Dataset rows describing interfaces |
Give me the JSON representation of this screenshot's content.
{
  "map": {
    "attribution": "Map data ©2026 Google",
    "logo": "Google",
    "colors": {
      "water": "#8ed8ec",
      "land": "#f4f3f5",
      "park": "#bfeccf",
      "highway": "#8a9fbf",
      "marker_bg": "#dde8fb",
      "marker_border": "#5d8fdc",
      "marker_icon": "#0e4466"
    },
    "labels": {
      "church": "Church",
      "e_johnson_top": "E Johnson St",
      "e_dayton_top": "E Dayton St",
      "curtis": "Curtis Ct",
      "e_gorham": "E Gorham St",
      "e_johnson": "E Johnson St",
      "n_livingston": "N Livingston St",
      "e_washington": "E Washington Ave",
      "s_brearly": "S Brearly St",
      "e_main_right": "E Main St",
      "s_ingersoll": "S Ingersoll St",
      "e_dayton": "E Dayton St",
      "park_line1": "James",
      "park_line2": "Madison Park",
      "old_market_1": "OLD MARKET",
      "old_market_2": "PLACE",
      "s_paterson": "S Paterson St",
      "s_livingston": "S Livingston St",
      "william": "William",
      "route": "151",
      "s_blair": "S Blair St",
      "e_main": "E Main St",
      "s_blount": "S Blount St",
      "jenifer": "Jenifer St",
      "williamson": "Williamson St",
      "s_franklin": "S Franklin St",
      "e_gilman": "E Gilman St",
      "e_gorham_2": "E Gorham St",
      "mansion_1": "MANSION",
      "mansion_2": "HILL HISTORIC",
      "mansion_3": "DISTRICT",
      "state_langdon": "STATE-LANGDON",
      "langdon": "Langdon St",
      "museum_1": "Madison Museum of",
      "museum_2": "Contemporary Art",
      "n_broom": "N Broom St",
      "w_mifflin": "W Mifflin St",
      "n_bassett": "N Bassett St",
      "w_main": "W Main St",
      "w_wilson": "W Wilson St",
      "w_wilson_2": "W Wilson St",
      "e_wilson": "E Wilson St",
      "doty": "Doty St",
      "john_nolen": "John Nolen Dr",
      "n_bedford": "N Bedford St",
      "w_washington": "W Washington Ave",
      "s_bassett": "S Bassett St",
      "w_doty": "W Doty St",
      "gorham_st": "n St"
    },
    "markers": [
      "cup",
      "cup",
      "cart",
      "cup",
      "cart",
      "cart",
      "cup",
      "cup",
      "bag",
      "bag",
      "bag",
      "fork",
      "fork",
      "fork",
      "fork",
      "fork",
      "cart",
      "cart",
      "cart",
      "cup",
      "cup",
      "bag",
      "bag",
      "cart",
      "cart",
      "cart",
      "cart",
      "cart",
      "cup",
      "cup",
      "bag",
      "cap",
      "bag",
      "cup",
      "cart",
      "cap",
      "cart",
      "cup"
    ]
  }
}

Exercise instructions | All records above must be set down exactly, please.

Exercise result |
Give me the JSON representation of this screenshot's content.
{
  "map": {
    "attribution": "Map data ©2026 Google",
    "logo": "Google",
    "colors": {
      "water": "#8ed8ec",
      "land": "#f4f3f5",
      "park": "#bfeccf",
      "highway": "#8a9fbf",
      "marker_bg": "#dde8fb",
      "marker_border": "#5d8fdc",
      "marker_icon": "#0e4466"
    },
    "labels": {
      "church": "Church",
      "e_johnson_top": "E Johnson St",
      "e_dayton_top": "E Dayton St",
      "curtis": "Curtis Ct",
      "e_gorham": "E Gorham St",
      "e_johnson": "E Johnson St",
      "n_livingston": "N Livingston St",
      "e_washington": "E Washington Ave",
      "s_brearly": "S Brearly St",
      "e_main_right": "E Main St",
      "s_ingersoll": "S Ingersoll St",
      "e_dayton": "E Dayton St",
      "park_line1": "James",
      "park_line2": "Madison Park",
      "old_market_1": "OLD MARKET",
      "old_market_2": "PLACE",
      "s_paterson": "S Paterson St",
      "s_livingston": "S Livingston St",
      "william": "William",
      "route": "151",
      "s_blair": "S Blair St",
      "e_main": "E Main St",
      "s_blount": "S Blount St",
      "jenifer": "Jenifer St",
      "williamson": "Williamson St",
      "s_franklin": "S Franklin St",
      "e_gilman": "E Gilman St",
      "e_gorham_2": "E Gorham St",
      "mansion_1": "MANSION",
      "mansion_2": "HILL HISTORIC",
      "mansion_3": "DISTRICT",
      "state_langdon": "STATE-LANGDON",
      "langdon": "Langdon St",
      "museum_1": "Madison Museum of",
      "museum_2": "Contemporary Art",
      "n_broom": "N Broom St",
      "w_mifflin": "W Mifflin St",
      "n_bassett": "N Bassett St",
      "w_main": "W Main St",
      "w_wilson": "W Wilson St",
      "w_wilson_2": "W Wilson St",
      "e_wilson": "E Wilson St",
      "doty": "Doty St",
      "john_nolen": "John Nolen Dr",
      "n_bedford": "N Bedford St",
      "w_washington": "W Washington Ave",
      "s_bassett": "S Bassett St",
      "w_doty": "W Doty St",
      "gorham_st": "n St"
    },
    "markers": [
      "cup",
      "cup",
      "cart",
      "cup",
      "cart",
      "cart",
      "cup",
      "cup",
      "bag",
      "bag",
      "bag",
      "fork",
      "fork",
      "fork",
      "fork",
      "fork",
      "cart",
      "cart",
      "cart",
      "cup",
      "cup",
      "bag",
      "bag",
      "cart",
      "cart",
      "cart",
      "cart",
      "cart",
      "cup",
      "cup",
      "bag",
      "cap",
      "bag",
      "cup",
      "cart",
      "cap",
      "cart",
      "cup"
    ]
  }
}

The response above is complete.